Page and application data records:
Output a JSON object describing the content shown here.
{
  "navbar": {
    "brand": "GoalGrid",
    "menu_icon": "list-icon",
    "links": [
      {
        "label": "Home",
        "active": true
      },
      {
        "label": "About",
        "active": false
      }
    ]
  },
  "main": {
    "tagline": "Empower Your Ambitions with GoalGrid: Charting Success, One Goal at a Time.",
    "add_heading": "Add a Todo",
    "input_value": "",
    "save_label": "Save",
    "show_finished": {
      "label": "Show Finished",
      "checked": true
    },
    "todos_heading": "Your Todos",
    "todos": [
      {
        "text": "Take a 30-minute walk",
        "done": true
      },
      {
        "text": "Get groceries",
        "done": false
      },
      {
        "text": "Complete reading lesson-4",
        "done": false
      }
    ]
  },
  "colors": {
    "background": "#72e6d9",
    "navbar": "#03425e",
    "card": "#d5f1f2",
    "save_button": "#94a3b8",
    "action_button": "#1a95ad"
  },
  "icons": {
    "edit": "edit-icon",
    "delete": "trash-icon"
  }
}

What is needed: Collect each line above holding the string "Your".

Task answer:
    "tagline": "Empower Your Ambitions with GoalGrid: Charting Success, One Goal at a Time.",
    "todos_heading": "Your Todos",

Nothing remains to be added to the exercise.